--- INFORMATION GIVEN Enclosed Below ---

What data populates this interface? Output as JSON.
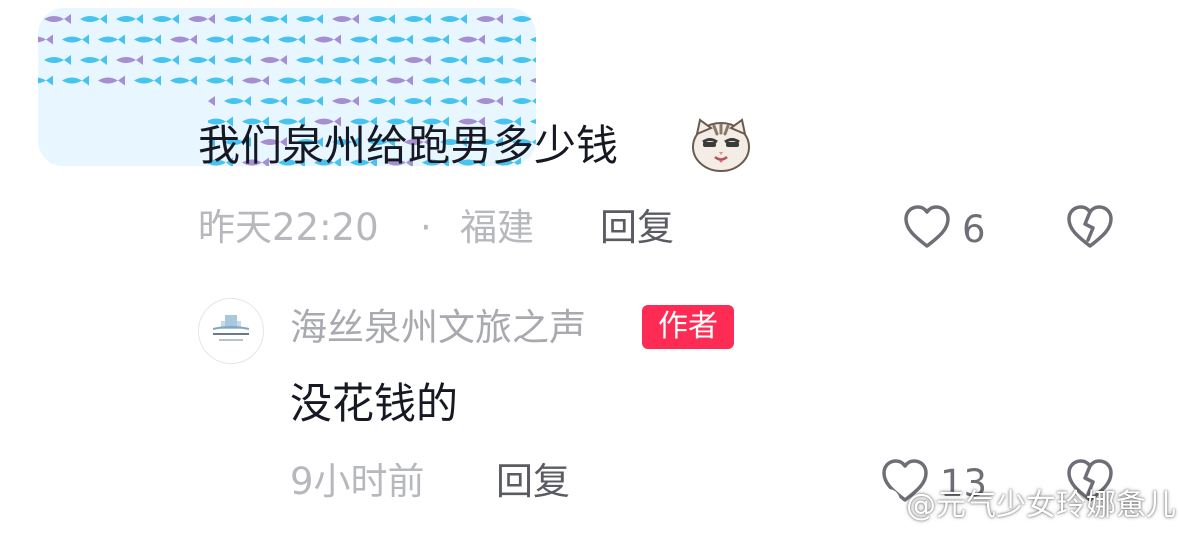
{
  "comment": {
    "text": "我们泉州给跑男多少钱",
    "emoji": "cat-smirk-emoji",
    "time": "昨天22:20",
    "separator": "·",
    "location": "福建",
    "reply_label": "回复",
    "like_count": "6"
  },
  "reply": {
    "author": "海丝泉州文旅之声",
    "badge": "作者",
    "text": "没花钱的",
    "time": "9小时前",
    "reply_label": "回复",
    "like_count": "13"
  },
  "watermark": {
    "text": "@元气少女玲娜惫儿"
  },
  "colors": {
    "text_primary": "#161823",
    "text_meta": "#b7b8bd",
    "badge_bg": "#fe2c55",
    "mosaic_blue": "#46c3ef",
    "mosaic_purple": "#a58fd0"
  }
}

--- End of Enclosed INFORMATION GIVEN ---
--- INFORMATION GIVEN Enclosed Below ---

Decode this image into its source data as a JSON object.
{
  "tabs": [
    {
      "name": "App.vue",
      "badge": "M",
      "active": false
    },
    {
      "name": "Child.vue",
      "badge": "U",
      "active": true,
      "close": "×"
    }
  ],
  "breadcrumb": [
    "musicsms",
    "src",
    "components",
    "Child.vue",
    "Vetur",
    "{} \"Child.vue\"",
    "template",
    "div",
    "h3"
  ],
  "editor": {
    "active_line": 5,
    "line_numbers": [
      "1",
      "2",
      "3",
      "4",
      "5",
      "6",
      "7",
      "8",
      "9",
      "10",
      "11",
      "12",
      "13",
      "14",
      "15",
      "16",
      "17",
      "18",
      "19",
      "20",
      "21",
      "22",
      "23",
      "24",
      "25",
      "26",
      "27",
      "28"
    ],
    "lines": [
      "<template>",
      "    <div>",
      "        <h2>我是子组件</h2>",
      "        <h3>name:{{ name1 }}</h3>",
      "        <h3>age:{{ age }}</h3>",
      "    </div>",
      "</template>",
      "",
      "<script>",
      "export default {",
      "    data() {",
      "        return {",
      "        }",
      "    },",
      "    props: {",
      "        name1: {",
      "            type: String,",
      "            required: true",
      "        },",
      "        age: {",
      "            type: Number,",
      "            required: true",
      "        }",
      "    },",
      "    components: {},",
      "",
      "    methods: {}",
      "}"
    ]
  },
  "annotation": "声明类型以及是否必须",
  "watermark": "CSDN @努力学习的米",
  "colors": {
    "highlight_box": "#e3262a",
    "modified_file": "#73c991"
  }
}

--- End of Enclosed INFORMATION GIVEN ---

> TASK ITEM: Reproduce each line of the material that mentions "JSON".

> SOLUTION TO THE EXERCISE:
What data populates this interface? Output as JSON.
Decode this image into its source data as a JSON object.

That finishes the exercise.